▶ _Working data_:
+ + + + + + +
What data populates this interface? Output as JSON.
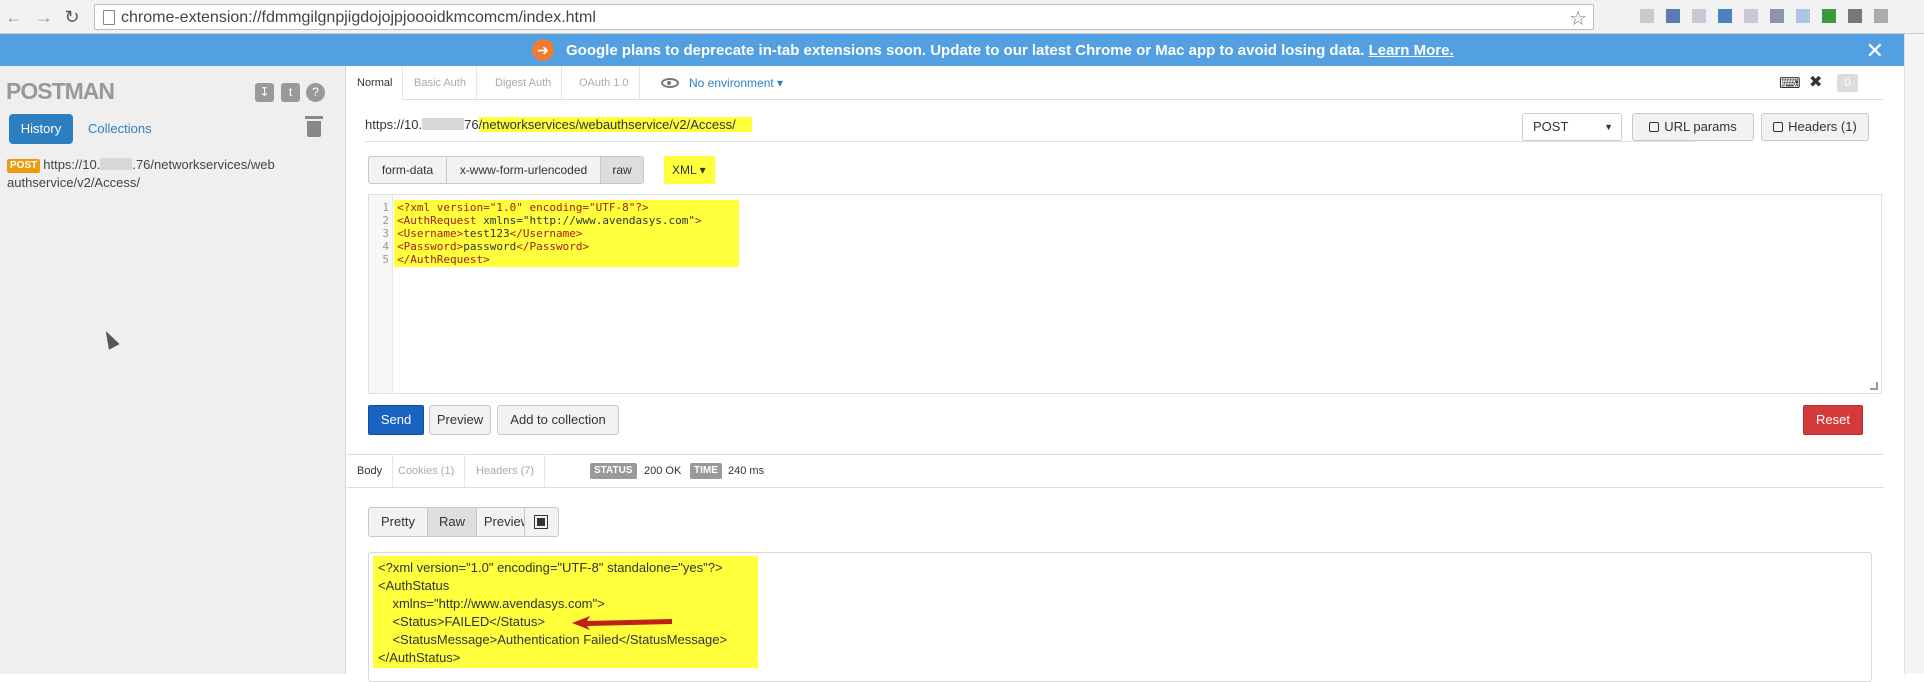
{
  "browser": {
    "url": "chrome-extension://fdmmgilgnpjigdojojpjoooidkmcomcm/index.html"
  },
  "banner": {
    "message": "Google plans to deprecate in-tab extensions soon. Update to our latest Chrome or Mac app to avoid losing data.",
    "link": "Learn More."
  },
  "sidebar": {
    "brand": "POSTMAN",
    "tabs": {
      "history": "History",
      "collections": "Collections"
    },
    "history_item": {
      "method": "POST",
      "url_start": "https://10.",
      "url_end": ".76/networkservices/web authservice/v2/Access/"
    }
  },
  "auth_tabs": [
    "Normal",
    "Basic Auth",
    "Digest Auth",
    "OAuth 1.0"
  ],
  "environment": "No environment",
  "badge_count": "0",
  "request": {
    "url_start": "https://10.",
    "url_mid": "76",
    "url_highlight": "/networkservices/webauthservice/v2/Access/",
    "method": "POST",
    "url_params_label": "URL params",
    "headers_label": "Headers (1)"
  },
  "body_tabs": [
    "form-data",
    "x-www-form-urlencoded",
    "raw"
  ],
  "body_type": "XML",
  "editor_lines": [
    "1",
    "2",
    "3",
    "4",
    "5"
  ],
  "actions": {
    "send": "Send",
    "preview": "Preview",
    "add": "Add to collection",
    "reset": "Reset"
  },
  "response": {
    "tabs": [
      "Body",
      "Cookies (1)",
      "Headers (7)"
    ],
    "status_label": "STATUS",
    "status_value": "200 OK",
    "time_label": "TIME",
    "time_value": "240 ms",
    "formats": [
      "Pretty",
      "Raw",
      "Preview"
    ]
  },
  "colors": {
    "banner": "#52a0e2",
    "send": "#1a63c1",
    "reset": "#d53a3a",
    "highlight": "#ffff3c"
  }
}
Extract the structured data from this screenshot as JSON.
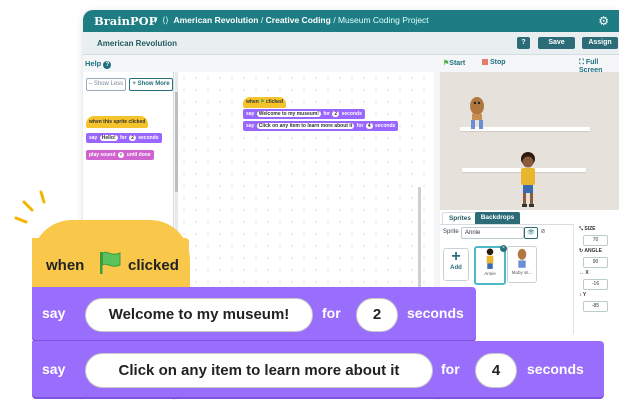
{
  "app": {
    "brand": "BrainPOP",
    "crumb_sep": "/",
    "crumb_topic": "American Revolution",
    "crumb_tool": "Creative Coding",
    "crumb_project": "Museum Coding Project"
  },
  "subbar": {
    "title": "American Revolution",
    "help_q": "?",
    "save": "Save",
    "assign": "Assign"
  },
  "toolbar": {
    "help": "Help",
    "start": "Start",
    "stop": "Stop",
    "fullscreen": "Full Screen"
  },
  "palette": {
    "show_less": "– Show Less",
    "show_more": "+ Show More",
    "block_when": "when this sprite clicked",
    "block_say": "say",
    "block_say_text": "Hello!",
    "block_say_for": "for",
    "block_say_secs": "2",
    "block_say_seconds": "seconds",
    "block_play": "play sound",
    "block_play_until": "until done"
  },
  "script": {
    "when": "when",
    "clicked": "clicked",
    "say": "say",
    "msg1": "Welcome to my museum!",
    "for": "for",
    "secs1": "2",
    "seconds": "seconds",
    "msg2": "Click on any item to learn more about it",
    "secs2": "4"
  },
  "sprites": {
    "tab_sprites": "Sprites",
    "tab_backdrops": "Backdrops",
    "name_label": "Sprite",
    "name_value": "Annie",
    "add": "Add",
    "items": [
      "Annie",
      "Moby sit..."
    ],
    "size_label": "SIZE",
    "size": "70",
    "angle_label": "ANGLE",
    "angle": "90",
    "x_label": "X",
    "x": "-16",
    "y_label": "Y",
    "y": "-85"
  },
  "colors": {
    "teal": "#1e7d83",
    "event_yellow": "#f9c84a",
    "looks_purple": "#9a6efc",
    "button": "#2b6c78"
  }
}
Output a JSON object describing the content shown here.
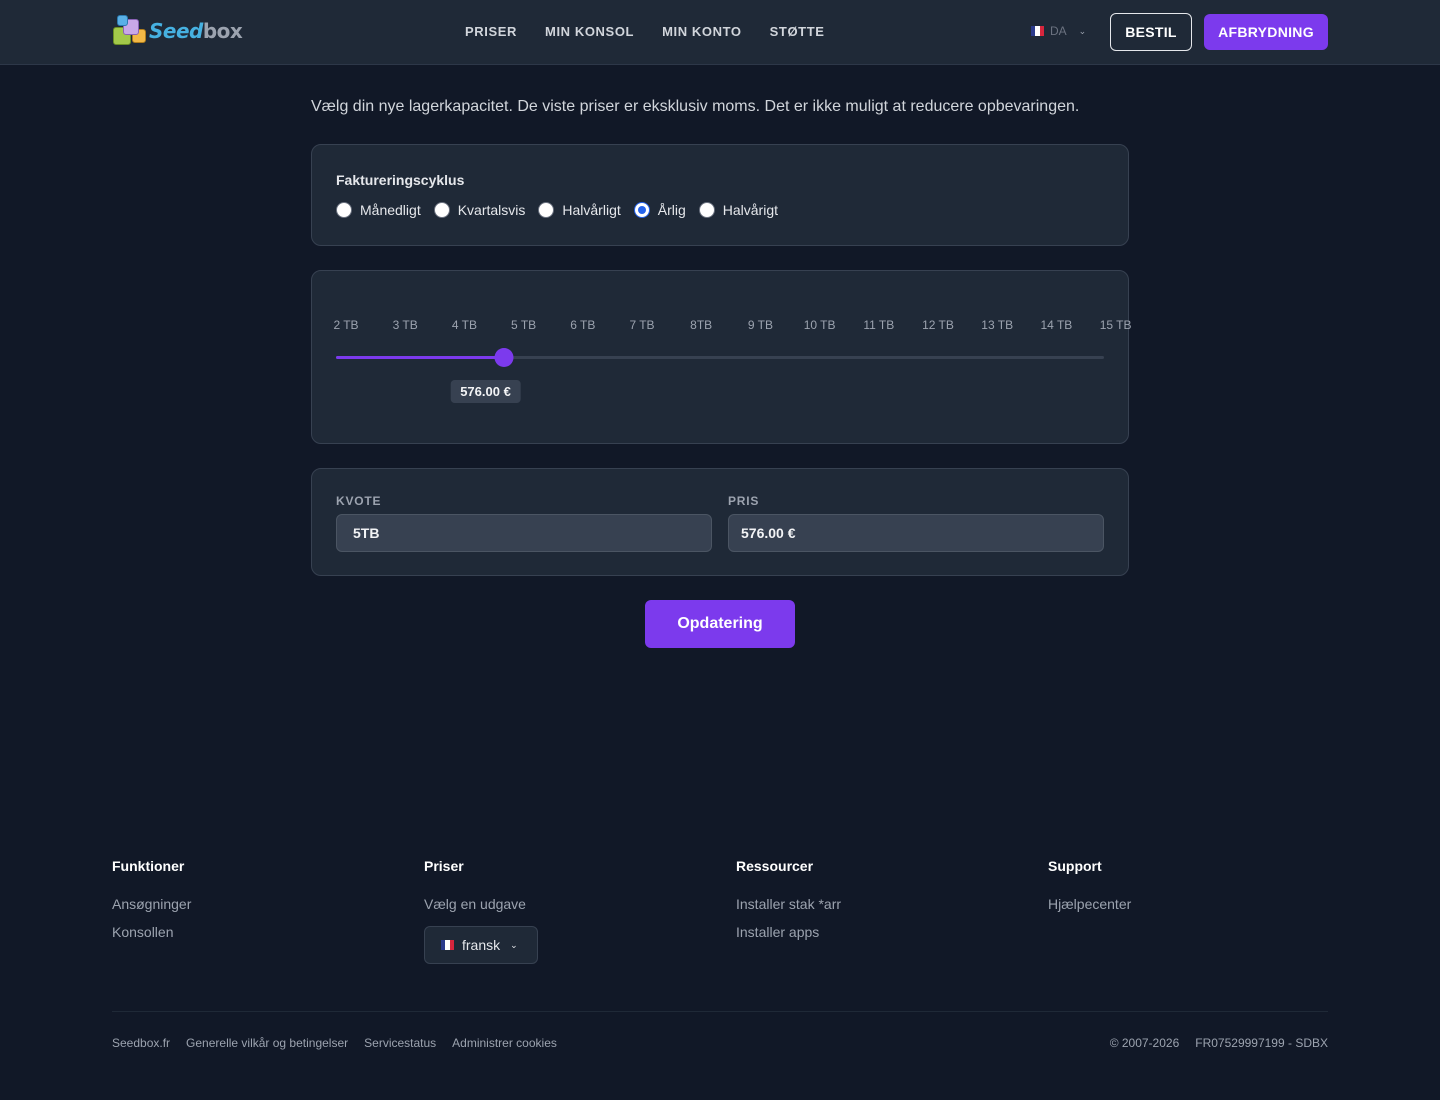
{
  "brand": {
    "logo_part1": "Seed",
    "logo_part2": "box"
  },
  "nav": {
    "items": [
      "PRISER",
      "MIN KONSOL",
      "MIN KONTO",
      "STØTTE"
    ]
  },
  "header": {
    "language_code": "DA",
    "order_button": "BESTIL",
    "cancel_button": "AFBRYDNING"
  },
  "intro": "Vælg din nye lagerkapacitet. De viste priser er eksklusiv moms. Det er ikke muligt at reducere opbevaringen.",
  "billing": {
    "label": "Faktureringscyklus",
    "options": [
      "Månedligt",
      "Kvartalsvis",
      "Halvårligt",
      "Årlig",
      "Halvårigt"
    ],
    "selected_index": 3
  },
  "storage_slider": {
    "ticks": [
      "2 TB",
      "3 TB",
      "4 TB",
      "5 TB",
      "6 TB",
      "7 TB",
      "8TB",
      "9 TB",
      "10 TB",
      "11 TB",
      "12 TB",
      "13 TB",
      "14 TB",
      "15 TB"
    ],
    "selected_tb": 5,
    "min_tb": 2,
    "max_tb": 15,
    "price_bubble": "576.00 €"
  },
  "summary": {
    "quota_label": "KVOTE",
    "quota_value": "5TB",
    "price_label": "PRIS",
    "price_value": "576.00 €"
  },
  "update_button": "Opdatering",
  "footer": {
    "columns": [
      {
        "title": "Funktioner",
        "links": [
          "Ansøgninger",
          "Konsollen"
        ]
      },
      {
        "title": "Priser",
        "links": [
          "Vælg en udgave"
        ],
        "language_select": "fransk"
      },
      {
        "title": "Ressourcer",
        "links": [
          "Installer stak *arr",
          "Installer apps"
        ]
      },
      {
        "title": "Support",
        "links": [
          "Hjælpecenter"
        ]
      }
    ],
    "bottom_links": [
      "Seedbox.fr",
      "Generelle vilkår og betingelser",
      "Servicestatus",
      "Administrer cookies"
    ],
    "copyright": "© 2007-2026",
    "company_id": "FR07529997199 - SDBX"
  },
  "colors": {
    "accent": "#7c3aed",
    "background": "#111827",
    "surface": "#1f2937",
    "radio_selected": "#2563eb"
  },
  "icons": {
    "language_flag": "french-flag-icon",
    "dropdown": "chevron-down-icon"
  }
}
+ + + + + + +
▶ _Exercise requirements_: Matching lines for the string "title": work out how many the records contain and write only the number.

▶ _Result below_: 5